It struck me last Saturday at the Regal Meridian 16 that I was probably sitting in a roomful of assholes. We were all—all 18 of us, including me and the three snickering college kids looking for a so-bad-it's-good experience—waiting for Atlas Shrugged: Part I to begin, and because of how we decided to spend our afternoon, we were pretty much all guaranteed to be jerks. I'm a critic for The Stranger, so my bona fides are established right there, of course. The first one in the theater was the old lady in the American flag T-shirt who was pecking furiously at her Kindle. A parade of assholes followed: the goateed paunchy guy (10 bucks says he works in tech, 20 bucks says he works at Amazon) dragging his sulky girlfriend to the center of the auditorium; the six dour gray-haired men who each came in alone (one, bless his heart, rocking a pleather fanny pack) and frowned at the screen, waiting for the movie to start; the two sloppily dressed mouth breathers (literally; at quiet points during the movie, their gasps—fwhooo, fhwheee—filled the silence like a malfunctioning air-conditioning system) who apparently couldn't find any friends or family to accompany them; and so on. (I'm sure it goes without saying, but in case you have any doubt: We were all white.)
I'm not going to debate the points of objectivism anymore. Life's too short. If you think Ayn Rand is great, we can basically shake hands and part ways right there; we have nothing to offer each other as human beings. Rand offers a childish worldview, intended for people who don't want to think about the world like grown-ups because thinking like a grown-up is too difficult. Arguing with a libertarian is like arguing the logic of a Dr. Seuss book with a class full of 6-year-olds, only not at all cute.
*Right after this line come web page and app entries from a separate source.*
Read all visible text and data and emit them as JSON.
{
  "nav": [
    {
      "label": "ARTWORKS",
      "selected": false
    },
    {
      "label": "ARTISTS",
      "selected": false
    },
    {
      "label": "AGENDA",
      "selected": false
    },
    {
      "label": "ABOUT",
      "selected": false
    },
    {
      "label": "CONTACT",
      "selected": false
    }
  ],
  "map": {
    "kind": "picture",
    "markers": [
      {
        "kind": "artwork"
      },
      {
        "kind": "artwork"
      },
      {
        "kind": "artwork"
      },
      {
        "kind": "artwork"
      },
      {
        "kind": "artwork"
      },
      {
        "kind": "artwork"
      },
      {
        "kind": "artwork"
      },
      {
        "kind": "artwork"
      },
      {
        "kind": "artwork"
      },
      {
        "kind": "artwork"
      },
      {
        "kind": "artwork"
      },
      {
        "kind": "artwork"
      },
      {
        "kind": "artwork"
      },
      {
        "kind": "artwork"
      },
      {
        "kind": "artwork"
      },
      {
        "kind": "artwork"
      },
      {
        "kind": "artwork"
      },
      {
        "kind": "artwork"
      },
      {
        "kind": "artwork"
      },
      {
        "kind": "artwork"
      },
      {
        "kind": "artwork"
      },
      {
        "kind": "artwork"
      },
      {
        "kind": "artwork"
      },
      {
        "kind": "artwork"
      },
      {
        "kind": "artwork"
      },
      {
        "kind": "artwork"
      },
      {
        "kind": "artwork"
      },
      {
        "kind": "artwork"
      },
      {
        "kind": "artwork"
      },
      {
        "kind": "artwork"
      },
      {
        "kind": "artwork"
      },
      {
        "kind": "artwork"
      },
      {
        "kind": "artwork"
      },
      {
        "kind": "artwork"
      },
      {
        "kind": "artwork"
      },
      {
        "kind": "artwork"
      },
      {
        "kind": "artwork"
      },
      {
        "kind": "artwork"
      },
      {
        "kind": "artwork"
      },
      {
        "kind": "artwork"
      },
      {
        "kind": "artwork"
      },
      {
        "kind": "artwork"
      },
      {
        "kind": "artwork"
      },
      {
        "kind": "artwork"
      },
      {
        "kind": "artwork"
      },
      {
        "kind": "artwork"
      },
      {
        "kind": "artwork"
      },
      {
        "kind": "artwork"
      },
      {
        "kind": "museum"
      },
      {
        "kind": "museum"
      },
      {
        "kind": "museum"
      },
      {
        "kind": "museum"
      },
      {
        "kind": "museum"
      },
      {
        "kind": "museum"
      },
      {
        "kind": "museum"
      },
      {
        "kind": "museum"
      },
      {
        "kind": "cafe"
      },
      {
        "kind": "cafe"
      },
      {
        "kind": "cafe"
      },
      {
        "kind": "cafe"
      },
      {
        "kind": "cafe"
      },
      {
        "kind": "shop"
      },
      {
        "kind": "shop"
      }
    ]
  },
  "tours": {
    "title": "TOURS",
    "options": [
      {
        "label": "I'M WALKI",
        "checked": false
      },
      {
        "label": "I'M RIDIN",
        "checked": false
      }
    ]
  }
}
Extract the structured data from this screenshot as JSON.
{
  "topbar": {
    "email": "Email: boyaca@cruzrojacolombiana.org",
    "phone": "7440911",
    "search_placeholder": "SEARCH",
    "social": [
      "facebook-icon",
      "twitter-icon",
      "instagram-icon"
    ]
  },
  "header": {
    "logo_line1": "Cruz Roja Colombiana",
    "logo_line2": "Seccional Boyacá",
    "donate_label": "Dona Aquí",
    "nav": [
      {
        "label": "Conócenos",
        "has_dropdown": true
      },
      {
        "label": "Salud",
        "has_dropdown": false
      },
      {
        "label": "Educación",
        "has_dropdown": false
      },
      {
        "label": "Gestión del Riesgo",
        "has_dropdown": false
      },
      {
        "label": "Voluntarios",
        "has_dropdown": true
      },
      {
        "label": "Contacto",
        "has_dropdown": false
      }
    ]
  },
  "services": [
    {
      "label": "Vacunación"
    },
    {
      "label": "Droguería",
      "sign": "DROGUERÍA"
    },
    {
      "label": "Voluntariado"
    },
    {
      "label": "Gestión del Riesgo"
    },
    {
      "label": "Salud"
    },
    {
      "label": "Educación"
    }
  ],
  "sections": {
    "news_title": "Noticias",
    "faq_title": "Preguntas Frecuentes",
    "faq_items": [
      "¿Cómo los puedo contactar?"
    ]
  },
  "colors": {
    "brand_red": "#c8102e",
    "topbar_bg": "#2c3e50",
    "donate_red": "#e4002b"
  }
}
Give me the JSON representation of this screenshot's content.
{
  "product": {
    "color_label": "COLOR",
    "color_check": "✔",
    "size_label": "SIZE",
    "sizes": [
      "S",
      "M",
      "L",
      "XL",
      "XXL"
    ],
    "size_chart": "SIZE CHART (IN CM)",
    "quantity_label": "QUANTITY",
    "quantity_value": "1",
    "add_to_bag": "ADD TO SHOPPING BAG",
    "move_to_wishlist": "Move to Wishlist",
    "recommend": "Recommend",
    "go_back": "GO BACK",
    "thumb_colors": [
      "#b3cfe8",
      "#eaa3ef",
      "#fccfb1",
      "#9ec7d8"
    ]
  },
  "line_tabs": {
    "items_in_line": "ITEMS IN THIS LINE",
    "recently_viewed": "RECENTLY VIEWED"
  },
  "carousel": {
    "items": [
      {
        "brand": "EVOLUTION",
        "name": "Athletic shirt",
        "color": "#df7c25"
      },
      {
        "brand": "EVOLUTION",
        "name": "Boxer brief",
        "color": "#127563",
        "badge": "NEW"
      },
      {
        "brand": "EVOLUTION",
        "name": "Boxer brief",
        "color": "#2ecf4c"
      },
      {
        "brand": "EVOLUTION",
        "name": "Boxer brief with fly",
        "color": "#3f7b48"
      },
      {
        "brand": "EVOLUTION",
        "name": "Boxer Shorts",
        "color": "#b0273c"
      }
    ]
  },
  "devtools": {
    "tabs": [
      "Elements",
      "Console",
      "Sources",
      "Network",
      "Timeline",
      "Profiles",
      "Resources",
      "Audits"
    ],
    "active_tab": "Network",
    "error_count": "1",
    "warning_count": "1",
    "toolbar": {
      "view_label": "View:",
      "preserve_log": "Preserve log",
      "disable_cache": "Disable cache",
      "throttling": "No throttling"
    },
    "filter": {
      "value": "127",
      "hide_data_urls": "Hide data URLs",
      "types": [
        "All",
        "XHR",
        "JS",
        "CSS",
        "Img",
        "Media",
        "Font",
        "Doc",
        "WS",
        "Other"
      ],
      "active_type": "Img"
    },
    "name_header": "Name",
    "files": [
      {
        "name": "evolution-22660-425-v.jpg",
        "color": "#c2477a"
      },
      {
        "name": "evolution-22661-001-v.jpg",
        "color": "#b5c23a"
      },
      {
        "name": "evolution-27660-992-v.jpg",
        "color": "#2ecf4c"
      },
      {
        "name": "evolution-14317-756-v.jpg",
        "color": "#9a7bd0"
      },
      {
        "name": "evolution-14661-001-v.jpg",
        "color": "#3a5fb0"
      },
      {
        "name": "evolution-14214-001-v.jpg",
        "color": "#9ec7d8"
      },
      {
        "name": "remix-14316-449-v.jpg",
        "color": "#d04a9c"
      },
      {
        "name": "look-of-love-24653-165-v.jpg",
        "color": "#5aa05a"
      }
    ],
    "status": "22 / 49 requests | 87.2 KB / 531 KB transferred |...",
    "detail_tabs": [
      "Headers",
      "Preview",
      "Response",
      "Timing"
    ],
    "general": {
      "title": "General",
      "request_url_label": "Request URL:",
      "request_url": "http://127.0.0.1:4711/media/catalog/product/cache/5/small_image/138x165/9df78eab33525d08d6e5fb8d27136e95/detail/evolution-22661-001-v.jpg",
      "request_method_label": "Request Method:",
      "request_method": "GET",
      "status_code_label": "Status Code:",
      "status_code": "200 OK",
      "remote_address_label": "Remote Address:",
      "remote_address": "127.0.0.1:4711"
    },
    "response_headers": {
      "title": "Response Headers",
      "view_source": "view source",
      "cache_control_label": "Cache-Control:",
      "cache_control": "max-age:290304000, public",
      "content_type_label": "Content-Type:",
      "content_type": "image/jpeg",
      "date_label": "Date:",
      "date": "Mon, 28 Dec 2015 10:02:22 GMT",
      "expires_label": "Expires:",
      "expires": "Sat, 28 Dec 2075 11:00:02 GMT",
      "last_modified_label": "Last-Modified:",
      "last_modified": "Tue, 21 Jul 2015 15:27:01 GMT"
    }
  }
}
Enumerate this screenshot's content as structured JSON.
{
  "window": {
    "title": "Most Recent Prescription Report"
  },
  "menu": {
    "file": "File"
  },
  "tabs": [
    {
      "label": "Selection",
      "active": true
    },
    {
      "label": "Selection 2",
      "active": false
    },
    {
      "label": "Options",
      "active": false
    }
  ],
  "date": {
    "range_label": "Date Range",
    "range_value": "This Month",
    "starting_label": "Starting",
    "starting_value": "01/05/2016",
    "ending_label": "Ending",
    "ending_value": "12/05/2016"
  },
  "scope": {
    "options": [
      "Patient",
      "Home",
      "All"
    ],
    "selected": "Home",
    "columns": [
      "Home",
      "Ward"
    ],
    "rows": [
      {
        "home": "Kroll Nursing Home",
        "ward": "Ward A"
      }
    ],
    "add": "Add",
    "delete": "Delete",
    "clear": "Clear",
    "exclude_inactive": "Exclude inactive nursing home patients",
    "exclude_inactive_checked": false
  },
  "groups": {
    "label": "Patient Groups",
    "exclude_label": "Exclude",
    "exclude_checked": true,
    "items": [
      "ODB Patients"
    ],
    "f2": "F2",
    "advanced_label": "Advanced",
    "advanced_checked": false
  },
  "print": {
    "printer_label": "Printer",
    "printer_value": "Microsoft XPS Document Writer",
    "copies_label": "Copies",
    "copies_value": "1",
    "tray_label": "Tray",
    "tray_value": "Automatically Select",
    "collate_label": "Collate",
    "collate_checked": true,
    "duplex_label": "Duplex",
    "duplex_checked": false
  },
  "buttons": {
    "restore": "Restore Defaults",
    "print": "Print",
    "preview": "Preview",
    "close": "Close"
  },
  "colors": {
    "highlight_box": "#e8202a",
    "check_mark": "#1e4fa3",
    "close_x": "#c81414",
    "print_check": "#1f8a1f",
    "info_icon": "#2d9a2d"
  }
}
So here's all I'm going to say about the political perspective of the film: If you're a sociopath, and you really, really, really hate humanity, and you believe in an absolute good and an absolute evil against all the staggering amount of evidence to the contrary (that is to say, after living in the real world for however long your life has been), you'll probably agree with this movie's political philosophy. Also: You are an asshole.
The irony of Atlas Shrugged, Part I, though, is that it's a movie about how the people who make truly great things are laid low by the mediocrity of people who are jealous of their gifts, and it is an entirely mediocre movie. (Plot summary: A bunch of dicks walk around whining about how hard it is to be a dick. Two dicks ride a train and have an affair, because the guy's wife is a dick and can't understand how hard he works at being a dick. All their dick friends keep disappearing. The end. See you for part two, April 15, 2012!) Though the script praises exceptionalism, the script itself is unexceptional, making a monotonous hash from Rand's soap-operatic blather ("What happened to you, Francisco? Where is the man I used to love?" and "There is so much at stake. We have to make it"). The characters are supposed to be nearly superhuman in their skills and self-confidence, but the actors are incapable of pretending to be even believable human beings.
The ethos that Atlas Shrugged hammers into its audience is that something is either worth doing to the absolute best of your ability or not worth doing at all. Yet a large part of the film is made up of generic stock footage, the cinematographer is more interested in the cheap rental furniture than the human beings uncomfortably sitting on it, and the wardrobe department can't seem to tie a single necktie into a proper knot. The continuity editor apparently hasn't found the time to watch the film yet: Every character rides around in the same limousine, and entire scenes consist of people sitting around tables at alleged "dinners" where no food is served, saying good-night to each other over full, untouched glasses of wine.
To call Atlas Shrugged: Part I comically inept would imply that it had a sense of humor, or that it's an entertaining wreck of a film. It's not that; it's a barely watchable conglomeration of incomplete scenes about unformed characters, and it's boring as hell to watch. It's more tragically inept, a dyslexic love letter to the first third of a bad book. It doesn't even deserve a real review, because it's not a real movie; it's just a hacked-together fairy tale for assholes. In fact, it's exactly the movie that that roomful of assholes deserved.